---------- EXERCISE DATA ----------

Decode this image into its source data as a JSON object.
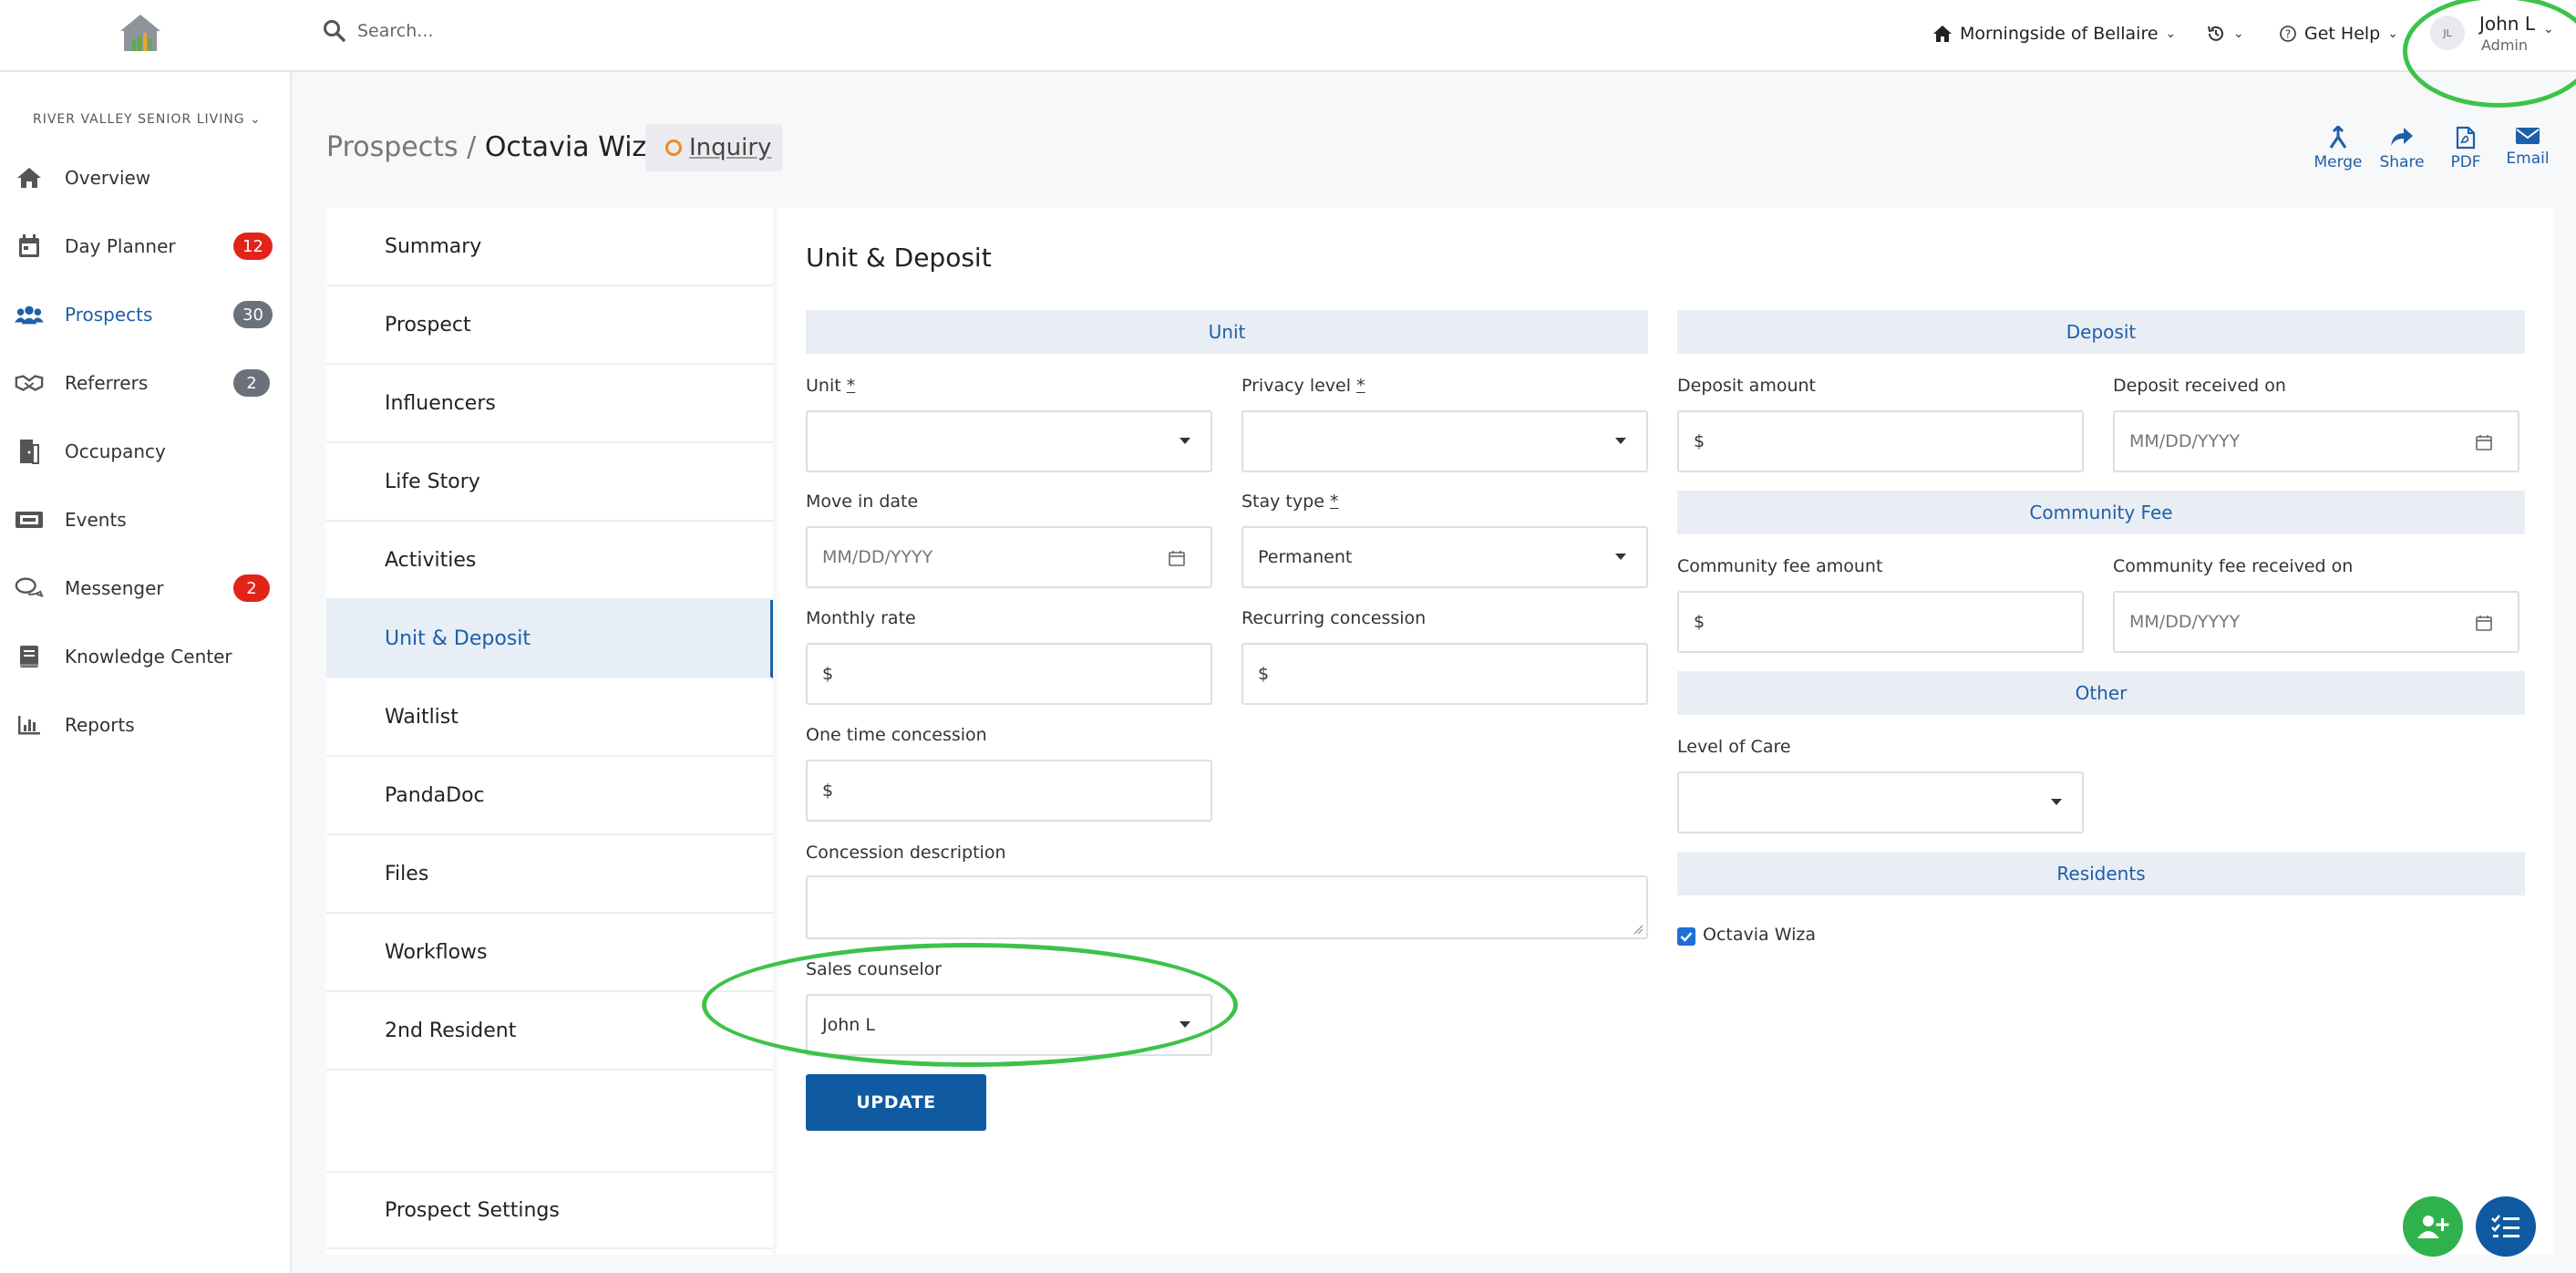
{
  "topbar": {
    "search_placeholder": "Search...",
    "community": "Morningside of Bellaire",
    "help_label": "Get Help",
    "user": {
      "initials": "JL",
      "name": "John L",
      "role": "Admin"
    }
  },
  "sidebar": {
    "org": "RIVER VALLEY SENIOR LIVING",
    "items": [
      {
        "label": "Overview",
        "icon": "home-icon",
        "badge": ""
      },
      {
        "label": "Day Planner",
        "icon": "calendar-icon",
        "badge": "12"
      },
      {
        "label": "Prospects",
        "icon": "users-icon",
        "badge": "30",
        "active": true
      },
      {
        "label": "Referrers",
        "icon": "handshake-icon",
        "badge": "2"
      },
      {
        "label": "Occupancy",
        "icon": "door-icon",
        "badge": ""
      },
      {
        "label": "Events",
        "icon": "ticket-icon",
        "badge": ""
      },
      {
        "label": "Messenger",
        "icon": "chat-icon",
        "badge": "2"
      },
      {
        "label": "Knowledge Center",
        "icon": "book-icon",
        "badge": ""
      },
      {
        "label": "Reports",
        "icon": "bar-chart-icon",
        "badge": ""
      }
    ]
  },
  "header": {
    "crumb_root": "Prospects",
    "crumb_sep": "/",
    "prospect_name": "Octavia Wiza",
    "status": "Inquiry",
    "actions": {
      "merge": "Merge",
      "share": "Share",
      "pdf": "PDF",
      "email": "Email"
    }
  },
  "tabs": [
    "Summary",
    "Prospect",
    "Influencers",
    "Life Story",
    "Activities",
    "Unit & Deposit",
    "Waitlist",
    "PandaDoc",
    "Files",
    "Workflows",
    "2nd Resident"
  ],
  "tab_settings": "Prospect Settings",
  "main": {
    "title": "Unit & Deposit",
    "sections": {
      "unit": "Unit",
      "deposit": "Deposit",
      "community_fee": "Community Fee",
      "other": "Other",
      "residents": "Residents"
    },
    "labels": {
      "unit": "Unit",
      "privacy": "Privacy level",
      "required_mark": "*",
      "move_in": "Move in date",
      "stay_type": "Stay type",
      "monthly_rate": "Monthly rate",
      "recurring": "Recurring concession",
      "one_time": "One time concession",
      "concession_desc": "Concession description",
      "sales_counselor": "Sales counselor",
      "deposit_amount": "Deposit amount",
      "deposit_received": "Deposit received on",
      "fee_amount": "Community fee amount",
      "fee_received": "Community fee received on",
      "level_of_care": "Level of Care"
    },
    "values": {
      "date_placeholder": "MM/DD/YYYY",
      "currency": "$",
      "stay_type": "Permanent",
      "sales_counselor": "John L"
    },
    "resident": "Octavia Wiza",
    "update_label": "UPDATE"
  },
  "colors": {
    "accent": "#1d5fa8",
    "badge_red": "#e2231a",
    "fab_green": "#2fb24c",
    "annotation": "#3cc34a"
  }
}
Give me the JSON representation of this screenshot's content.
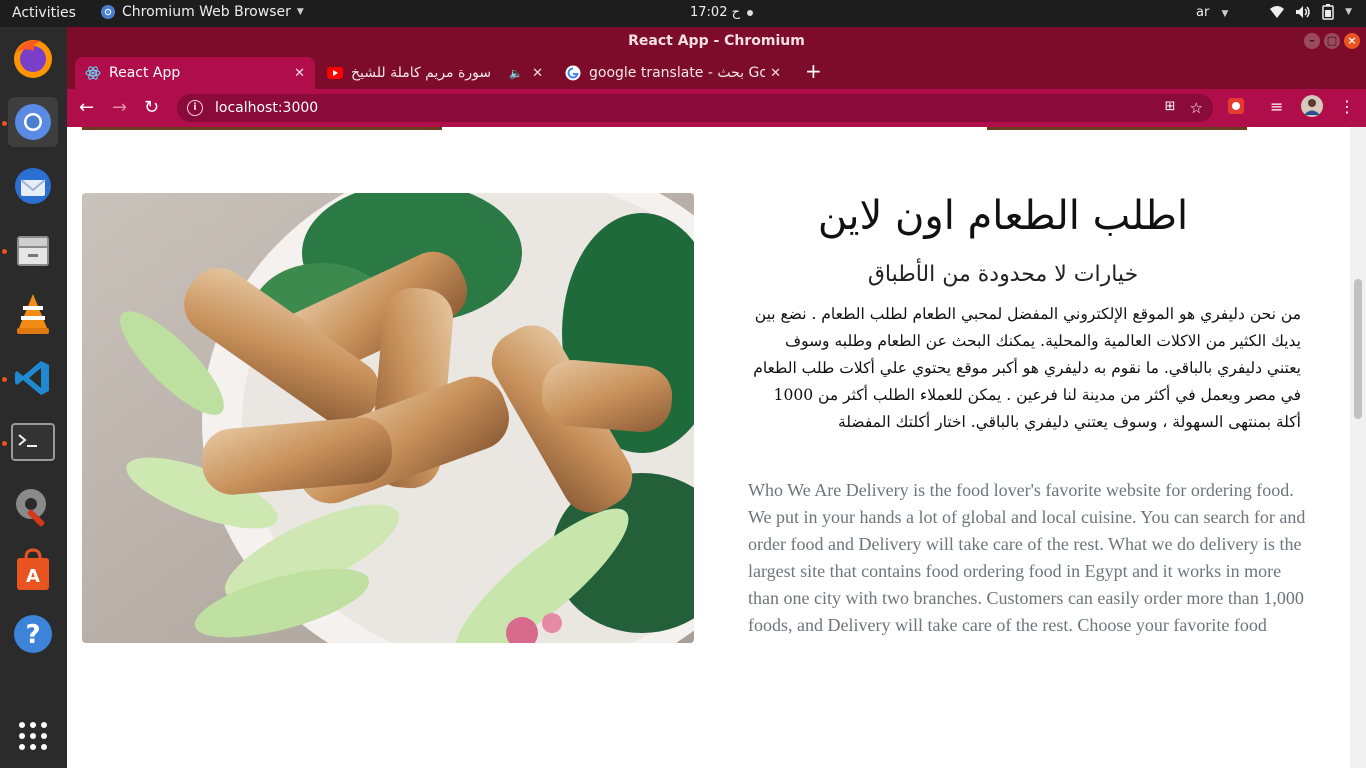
{
  "topbar": {
    "activities": "Activities",
    "app_name": "Chromium Web Browser",
    "clock": "ح 17:02",
    "language": "ar"
  },
  "dock": {
    "items": [
      "Firefox",
      "Chromium",
      "Thunderbird",
      "Files",
      "VLC",
      "Visual Studio Code",
      "Terminal",
      "Settings",
      "Ubuntu Software",
      "Help",
      "Show Applications"
    ]
  },
  "window": {
    "title": "React App - Chromium"
  },
  "tabs": [
    {
      "title": "React App",
      "icon": "react-icon"
    },
    {
      "title": "سورة مريم كاملة للشيخ",
      "icon": "youtube-icon"
    },
    {
      "title": "google translate - بحث Go",
      "icon": "google-icon"
    }
  ],
  "toolbar": {
    "url": "localhost:3000"
  },
  "content": {
    "heading": "اطلب الطعام اون لاين",
    "subheading": "خيارات لا محدودة من الأطباق",
    "arabic_paragraph": "من نحن دليفري هو الموقع الإلكتروني المفضل لمحبي الطعام لطلب الطعام . نضع بين يديك الكثير من الاكلات العالمية والمحلية. يمكنك البحث عن الطعام وطلبه وسوف يعتني دليفري بالباقي. ما نقوم به دليفري هو أكبر موقع يحتوي علي أكلات طلب الطعام في مصر ويعمل في أكثر من مدينة لنا فرعين . يمكن للعملاء الطلب أكثر من 1000 أكلة بمنتهى السهولة ، وسوف يعتني دليفري بالباقي. اختار أكلتك المفضلة",
    "english_paragraph": "Who We Are Delivery is the food lover's favorite website for ordering food. We put in your hands a lot of global and local cuisine. You can search for and order food and Delivery will take care of the rest. What we do delivery is the largest site that contains food ordering food in Egypt and it works in more than one city with two branches. Customers can easily order more than 1,000 foods, and Delivery will take care of the rest. Choose your favorite food"
  },
  "colors": {
    "titlebar": "#7d0c2b",
    "toolbar": "#b00e4b",
    "ubuntu_accent": "#e95420",
    "english_text": "#6c757d"
  }
}
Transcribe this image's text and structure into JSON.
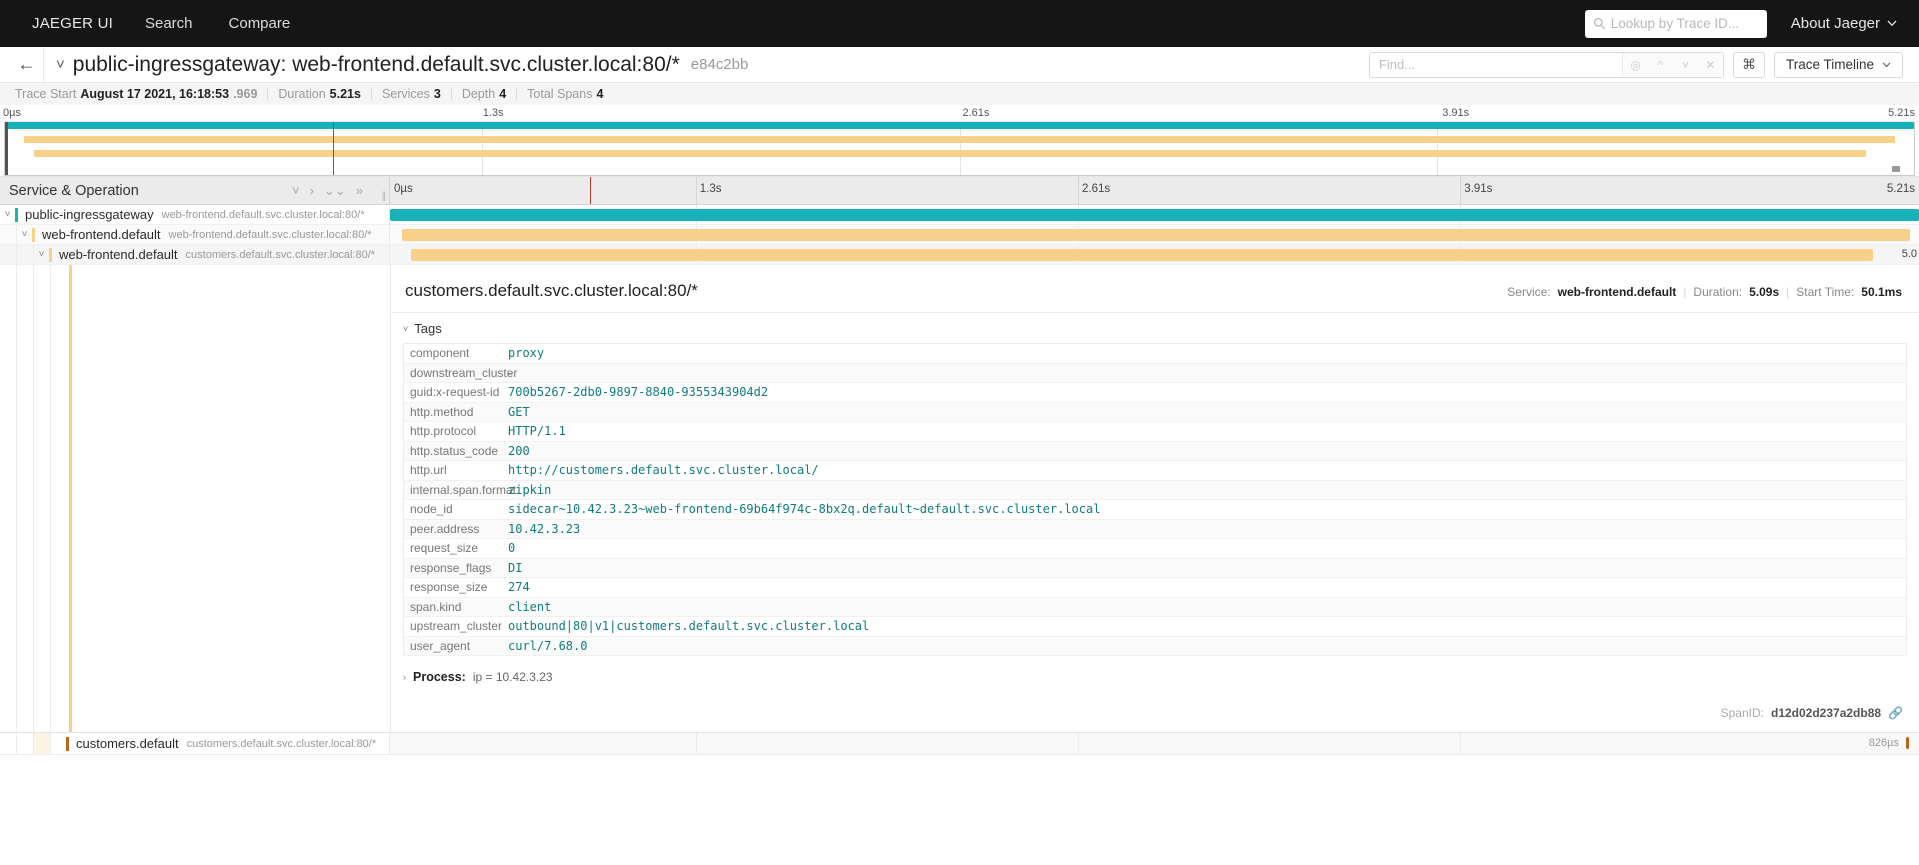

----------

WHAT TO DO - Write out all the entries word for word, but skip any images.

ANSWER TO THIS PROBLEM -
Decode this image into its source data as a JSON object.
{
  "topbar": {
    "search_placeholder": "Search...",
    "community": "Morningside of Bellaire",
    "help_label": "Get Help",
    "user": {
      "initials": "JL",
      "name": "John L",
      "role": "Admin"
    }
  },
  "sidebar": {
    "org": "RIVER VALLEY SENIOR LIVING",
    "items": [
      {
        "label": "Overview",
        "icon": "home-icon",
        "badge": ""
      },
      {
        "label": "Day Planner",
        "icon": "calendar-icon",
        "badge": "12"
      },
      {
        "label": "Prospects",
        "icon": "users-icon",
        "badge": "30",
        "active": true
      },
      {
        "label": "Referrers",
        "icon": "handshake-icon",
        "badge": "2"
      },
      {
        "label": "Occupancy",
        "icon": "door-icon",
        "badge": ""
      },
      {
        "label": "Events",
        "icon": "ticket-icon",
        "badge": ""
      },
      {
        "label": "Messenger",
        "icon": "chat-icon",
        "badge": "2"
      },
      {
        "label": "Knowledge Center",
        "icon": "book-icon",
        "badge": ""
      },
      {
        "label": "Reports",
        "icon": "bar-chart-icon",
        "badge": ""
      }
    ]
  },
  "header": {
    "crumb_root": "Prospects",
    "crumb_sep": "/",
    "prospect_name": "Octavia Wiza",
    "status": "Inquiry",
    "actions": {
      "merge": "Merge",
      "share": "Share",
      "pdf": "PDF",
      "email": "Email"
    }
  },
  "tabs": [
    "Summary",
    "Prospect",
    "Influencers",
    "Life Story",
    "Activities",
    "Unit & Deposit",
    "Waitlist",
    "PandaDoc",
    "Files",
    "Workflows",
    "2nd Resident"
  ],
  "tab_settings": "Prospect Settings",
  "main": {
    "title": "Unit & Deposit",
    "sections": {
      "unit": "Unit",
      "deposit": "Deposit",
      "community_fee": "Community Fee",
      "other": "Other",
      "residents": "Residents"
    },
    "labels": {
      "unit": "Unit",
      "privacy": "Privacy level",
      "required_mark": "*",
      "move_in": "Move in date",
      "stay_type": "Stay type",
      "monthly_rate": "Monthly rate",
      "recurring": "Recurring concession",
      "one_time": "One time concession",
      "concession_desc": "Concession description",
      "sales_counselor": "Sales counselor",
      "deposit_amount": "Deposit amount",
      "deposit_received": "Deposit received on",
      "fee_amount": "Community fee amount",
      "fee_received": "Community fee received on",
      "level_of_care": "Level of Care"
    },
    "values": {
      "date_placeholder": "MM/DD/YYYY",
      "currency": "$",
      "stay_type": "Permanent",
      "sales_counselor": "John L"
    },
    "resident": "Octavia Wiza",
    "update_label": "UPDATE"
  },
  "colors": {
    "accent": "#1d5fa8",
    "badge_red": "#e2231a",
    "fab_green": "#2fb24c",
    "annotation": "#3cc34a"
  }
}
Give me the JSON representation of this screenshot's content.
{
  "topbar": {
    "activities": "Activities",
    "app_name": "Chromium Web Browser",
    "clock": "ح 17:02",
    "language": "ar"
  },
  "dock": {
    "items": [
      "Firefox",
      "Chromium",
      "Thunderbird",
      "Files",
      "VLC",
      "Visual Studio Code",
      "Terminal",
      "Settings",
      "Ubuntu Software",
      "Help",
      "Show Applications"
    ]
  },
  "window": {
    "title": "React App - Chromium"
  },
  "tabs": [
    {
      "title": "React App",
      "icon": "react-icon"
    },
    {
      "title": "سورة مريم كاملة للشيخ",
      "icon": "youtube-icon"
    },
    {
      "title": "google translate - بحث Go",
      "icon": "google-icon"
    }
  ],
  "toolbar": {
    "url": "localhost:3000"
  },
  "content": {
    "heading": "اطلب الطعام اون لاين",
    "subheading": "خيارات لا محدودة من الأطباق",
    "arabic_paragraph": "من نحن دليفري هو الموقع الإلكتروني المفضل لمحبي الطعام لطلب الطعام . نضع بين يديك الكثير من الاكلات العالمية والمحلية. يمكنك البحث عن الطعام وطلبه وسوف يعتني دليفري بالباقي. ما نقوم به دليفري هو أكبر موقع يحتوي علي أكلات طلب الطعام في مصر ويعمل في أكثر من مدينة لنا فرعين . يمكن للعملاء الطلب أكثر من 1000 أكلة بمنتهى السهولة ، وسوف يعتني دليفري بالباقي. اختار أكلتك المفضلة",
    "english_paragraph": "Who We Are Delivery is the food lover's favorite website for ordering food. We put in your hands a lot of global and local cuisine. You can search for and order food and Delivery will take care of the rest. What we do delivery is the largest site that contains food ordering food in Egypt and it works in more than one city with two branches. Customers can easily order more than 1,000 foods, and Delivery will take care of the rest. Choose your favorite food"
  },
  "colors": {
    "titlebar": "#7d0c2b",
    "toolbar": "#b00e4b",
    "ubuntu_accent": "#e95420",
    "english_text": "#6c757d"
  }
}
Transcribe this image's text and structure into JSON.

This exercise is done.